But the batting side is usually an accomplice in its own demise. With England’s lead miniscule, Sri Lanka needed to play judiciously, mixing defence with attack. Runs were still important, not that you would have realised it, watching them disappear into their shells immediately after tea. Jaywardena, Kumar Sangakkara, Thilan Samaraweera, all averaging over fifty in Test cricket, hemmed in, unable or unwilling to play a stroke and when they did so, choosing the wrong option. In that sense, it was a peculiarly English collapse: feeble, timid, supine.
Then panic set in. The realisation dawned that they were deep in trouble and they went from being shot-less to playing in kamikaze fashion. They went from being England to Pakistan. Prasanna Jayawardena, so unruffled in the first innings, flapped at a short, wide ball that he should have left alone; Thisara Perera heaved at everything, Rangana Herath swept a ball he should have defended. Could have? Should have? Sri Lanka were overwhelmed, the absence of logical thought highlighted when Farveez Maharoof called for a review to a ball he had clearly edged behind.
A batting collapse highlights the fragility of one team, but also the ruthlessness of another. Half chances were snapped up, none better than the catch by Ian Bell at short-leg to get rid of Perera. When Broad replaced Chris Tremlett, he went for the jugular, literally, his earlier waywardness forgotten as he tore into Sri Lanka’s tail-enders with some extremely hostile and aggressive fast bowling. England had been granted an opportunity; they did not let it slip.
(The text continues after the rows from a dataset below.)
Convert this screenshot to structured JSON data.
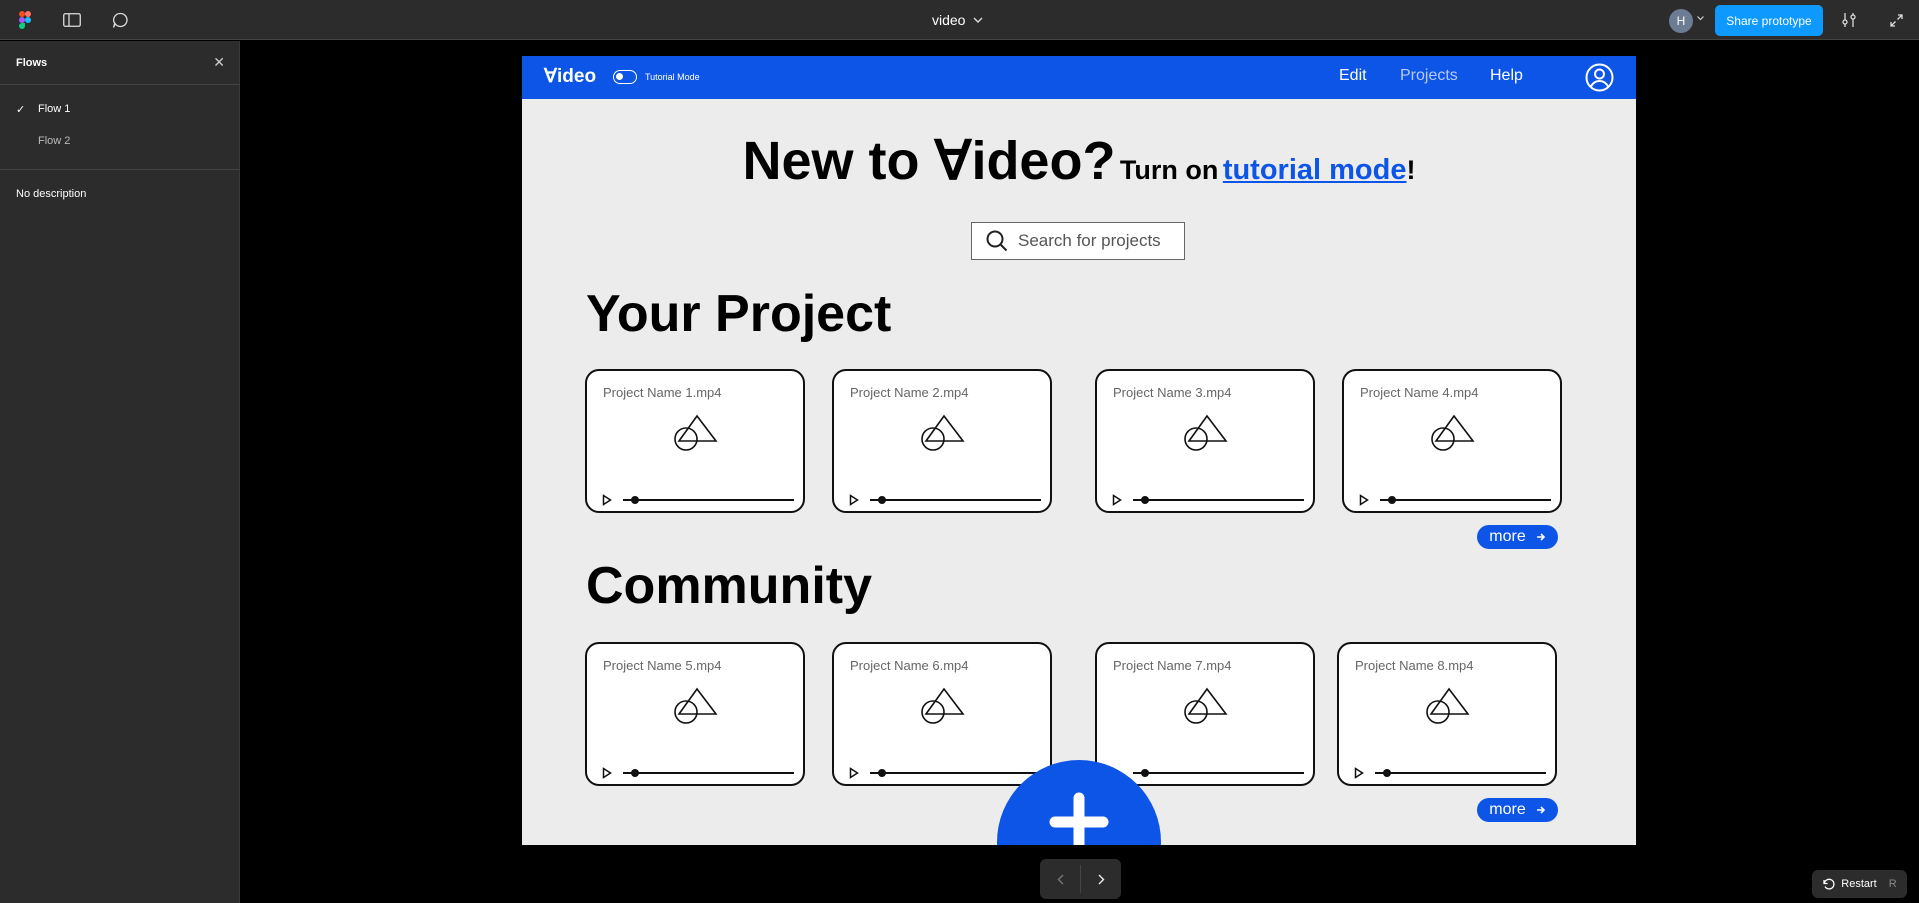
{
  "toolbar": {
    "document_title": "video",
    "avatar_initial": "H",
    "share_label": "Share prototype"
  },
  "flows_panel": {
    "title": "Flows",
    "flows": [
      {
        "label": "Flow 1",
        "selected": true
      },
      {
        "label": "Flow 2",
        "selected": false
      }
    ],
    "description": "No description"
  },
  "app": {
    "brand": "∀ideo",
    "tutorial_toggle_label": "Tutorial Mode",
    "nav": {
      "edit": "Edit",
      "projects": "Projects",
      "help": "Help"
    },
    "hero": {
      "headline": "New to ∀ideo?",
      "prefix": "Turn on",
      "link": "tutorial mode",
      "suffix": "!"
    },
    "search_placeholder": "Search for projects",
    "your_projects": {
      "title": "Your Project",
      "cards": [
        "Project Name 1.mp4",
        "Project Name 2.mp4",
        "Project Name 3.mp4",
        "Project Name 4.mp4"
      ],
      "more_label": "more"
    },
    "community": {
      "title": "Community",
      "cards": [
        "Project Name 5.mp4",
        "Project Name 6.mp4",
        "Project Name 7.mp4",
        "Project Name 8.mp4"
      ],
      "more_label": "more"
    }
  },
  "footer": {
    "restart_label": "Restart",
    "restart_key": "R"
  },
  "colors": {
    "app_blue": "#0d55e6",
    "share_blue": "#0d99ff",
    "chrome": "#2c2c2c"
  }
}
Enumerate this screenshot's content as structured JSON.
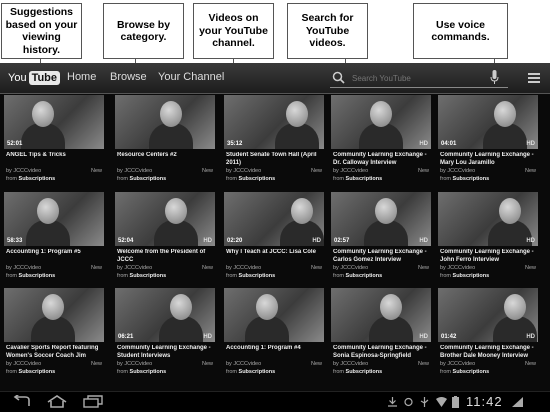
{
  "callouts": [
    {
      "text": "Suggestions based on your viewing history."
    },
    {
      "text": "Browse by category."
    },
    {
      "text": "Videos on your YouTube channel."
    },
    {
      "text": "Search for YouTube videos."
    },
    {
      "text": "Use voice commands."
    }
  ],
  "app": {
    "logo_you": "You",
    "logo_tube": "Tube",
    "nav": [
      "Home",
      "Browse",
      "Your Channel"
    ],
    "search_placeholder": "Search YouTube"
  },
  "videos": [
    {
      "duration": "52:01",
      "hd": "",
      "title": "ANGEL Tips & Tricks",
      "by": "by JCCCvideo",
      "from": "Subscriptions",
      "new": "New"
    },
    {
      "duration": "",
      "hd": "",
      "title": "Resource Centers #2",
      "by": "by JCCCvideo",
      "from": "Subscriptions",
      "new": "New"
    },
    {
      "duration": "35:12",
      "hd": "",
      "title": "Student Senate Town Hall (April 2011)",
      "by": "by JCCCvideo",
      "from": "Subscriptions",
      "new": "New"
    },
    {
      "duration": "",
      "hd": "HD",
      "title": "Community Learning Exchange - Dr. Calloway Interview",
      "by": "by JCCCvideo",
      "from": "Subscriptions",
      "new": "New"
    },
    {
      "duration": "04:01",
      "hd": "HD",
      "title": "Community Learning Exchange - Mary Lou Jaramillo",
      "by": "by JCCCvideo",
      "from": "Subscriptions",
      "new": "New"
    },
    {
      "duration": "58:33",
      "hd": "",
      "title": "Accounting 1: Program #5",
      "by": "by JCCCvideo",
      "from": "Subscriptions",
      "new": "New"
    },
    {
      "duration": "52:04",
      "hd": "HD",
      "title": "Welcome from the President of JCCC",
      "by": "by JCCCvideo",
      "from": "Subscriptions",
      "new": "New"
    },
    {
      "duration": "02:20",
      "hd": "HD",
      "title": "Why I Teach at JCCC: Lisa Cole",
      "by": "by JCCCvideo",
      "from": "Subscriptions",
      "new": "New"
    },
    {
      "duration": "02:57",
      "hd": "HD",
      "title": "Community Learning Exchange - Carlos Gomez Interview",
      "by": "by JCCCvideo",
      "from": "Subscriptions",
      "new": "New"
    },
    {
      "duration": "",
      "hd": "HD",
      "title": "Community Learning Exchange - John Ferro Interview",
      "by": "by JCCCvideo",
      "from": "Subscriptions",
      "new": "New"
    },
    {
      "duration": "",
      "hd": "",
      "title": "Cavalier Sports Report featuring Women's Soccer Coach Jim Schwab",
      "by": "by JCCCvideo",
      "from": "Subscriptions",
      "new": "New"
    },
    {
      "duration": "06:21",
      "hd": "HD",
      "title": "Community Learning Exchange - Student Interviews",
      "by": "by JCCCvideo",
      "from": "Subscriptions",
      "new": "New"
    },
    {
      "duration": "",
      "hd": "",
      "title": "Accounting 1: Program #4",
      "by": "by JCCCvideo",
      "from": "Subscriptions",
      "new": "New"
    },
    {
      "duration": "",
      "hd": "HD",
      "title": "Community Learning Exchange - Sonia Espinosa-Springfield Interview",
      "by": "by JCCCvideo",
      "from": "Subscriptions",
      "new": "New"
    },
    {
      "duration": "01:42",
      "hd": "HD",
      "title": "Community Learning Exchange - Brother Dale Mooney Interview",
      "by": "by JCCCvideo",
      "from": "Subscriptions",
      "new": "New"
    }
  ],
  "status": {
    "clock": "11:42"
  }
}
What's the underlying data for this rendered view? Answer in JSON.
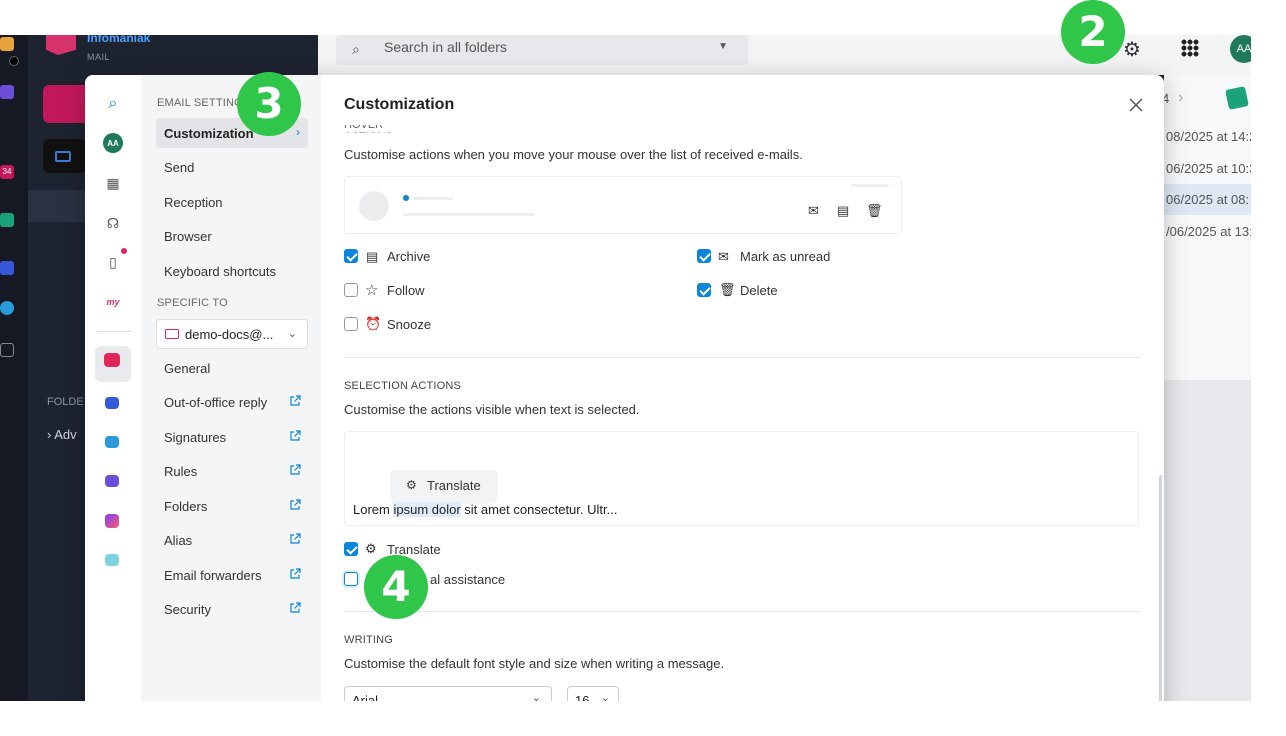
{
  "app": {
    "brand": "Infomaniak",
    "brand_sub": "MAIL",
    "avatar_initials": "AA"
  },
  "search": {
    "placeholder": "Search in all folders"
  },
  "background": {
    "rail_badge": "34",
    "folders_label": "FOLDE",
    "adv_label": "Adv",
    "pager": "4",
    "list_rows": [
      "08/2025 at 14:2",
      "06/2025 at 10:3",
      "06/2025 at 08:",
      "/06/2025 at 13:"
    ]
  },
  "modal": {
    "title": "Customization",
    "sections": {
      "email_settings": "EMAIL SETTINGS",
      "specific_to": "SPECIFIC TO"
    },
    "nav_top": [
      {
        "label": "Customization"
      },
      {
        "label": "Send"
      },
      {
        "label": "Reception"
      },
      {
        "label": "Browser"
      },
      {
        "label": "Keyboard shortcuts"
      }
    ],
    "account": "demo-docs@...",
    "nav_bottom": [
      {
        "label": "General",
        "external": false
      },
      {
        "label": "Out-of-office reply",
        "external": true
      },
      {
        "label": "Signatures",
        "external": true
      },
      {
        "label": "Rules",
        "external": true
      },
      {
        "label": "Folders",
        "external": true
      },
      {
        "label": "Alias",
        "external": true
      },
      {
        "label": "Email forwarders",
        "external": true
      },
      {
        "label": "Security",
        "external": true
      }
    ],
    "hover": {
      "description": "Customise actions when you move your mouse over the list of received e-mails.",
      "options": [
        {
          "label": "Archive",
          "checked": true,
          "icon": "archive-icon"
        },
        {
          "label": "Mark as unread",
          "checked": true,
          "icon": "mail-unread-icon"
        },
        {
          "label": "Follow",
          "checked": false,
          "icon": "star-icon"
        },
        {
          "label": "Delete",
          "checked": true,
          "icon": "trash-icon"
        },
        {
          "label": "Snooze",
          "checked": false,
          "icon": "alarm-icon"
        }
      ]
    },
    "selection": {
      "heading": "SELECTION ACTIONS",
      "description": "Customise the actions visible when text is selected.",
      "popup_label": "Translate",
      "lorem_before": "Lorem ",
      "lorem_highlight": "ipsum dolor",
      "lorem_after": " sit amet consectetur. Ultr...",
      "options": [
        {
          "label": "Translate",
          "checked": true,
          "icon": "translate-icon"
        },
        {
          "label": "al assistance",
          "checked": false
        }
      ]
    },
    "writing": {
      "heading": "WRITING",
      "description": "Customise the default font style and size when writing a message.",
      "font": "Arial",
      "size": "16"
    }
  },
  "badges": [
    "2",
    "3",
    "4"
  ]
}
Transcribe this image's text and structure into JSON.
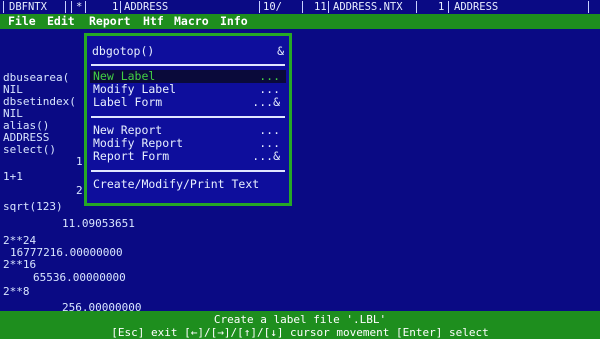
{
  "status": {
    "program": "DBFNTX",
    "mark": "*",
    "area": "1",
    "alias": "ADDRESS",
    "record": "10/",
    "index": "11",
    "index_file": "ADDRESS.NTX",
    "area2": "1",
    "alias2": "ADDRESS"
  },
  "menubar": {
    "items": [
      "File",
      "Edit",
      "Report",
      "Htf",
      "Macro",
      "Info"
    ]
  },
  "console": {
    "lines": [
      "dbusearea(",
      "NIL",
      "dbsetindex(",
      "NIL",
      "alias()",
      "ADDRESS",
      "select()",
      "1",
      "1+1",
      "2",
      "sqrt(123)",
      "11.09053651",
      "2**24",
      "16777216.00000000",
      "2**16",
      "65536.00000000",
      "2**8",
      "256.00000000"
    ]
  },
  "popup": {
    "header": "dbgotop()",
    "header_suffix": "&",
    "items": [
      {
        "label": "New Label",
        "suffix": "..."
      },
      {
        "label": "Modify Label",
        "suffix": "..."
      },
      {
        "label": "Label Form",
        "suffix": "...&"
      },
      {
        "label": "New Report",
        "suffix": "..."
      },
      {
        "label": "Modify Report",
        "suffix": "..."
      },
      {
        "label": "Report Form",
        "suffix": "...&"
      },
      {
        "label": "Create/Modify/Print Text",
        "suffix": ""
      }
    ],
    "selected": "New Label"
  },
  "bottom": {
    "message": "Create a label file '.LBL'",
    "help": "[Esc] exit  [←]/[→]/[↑]/[↓] cursor movement  [Enter] select"
  },
  "colors": {
    "background": "#0a0a84",
    "menubar": "#1e8e1e",
    "popup_border": "#26a826",
    "highlight_text": "#43d043"
  }
}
Cruelty is as much a part of sport as beauty, losing as much a part of it as winning. It was a cruel afternoon because the truth was there for everyone to see: Sri Lanka did not have the stomach for the fight, neither the technical know-how nor the competitive heart to withstand a rampant opponent. You can dress it up any way you like, and Sri Lanka will trot out the usual guff about four good days, one bad, but there is no getting away from the truth: England applied pressure and Sri Lanka panicked and then folded. When you have that psychological over your opponent, the game is as good as up.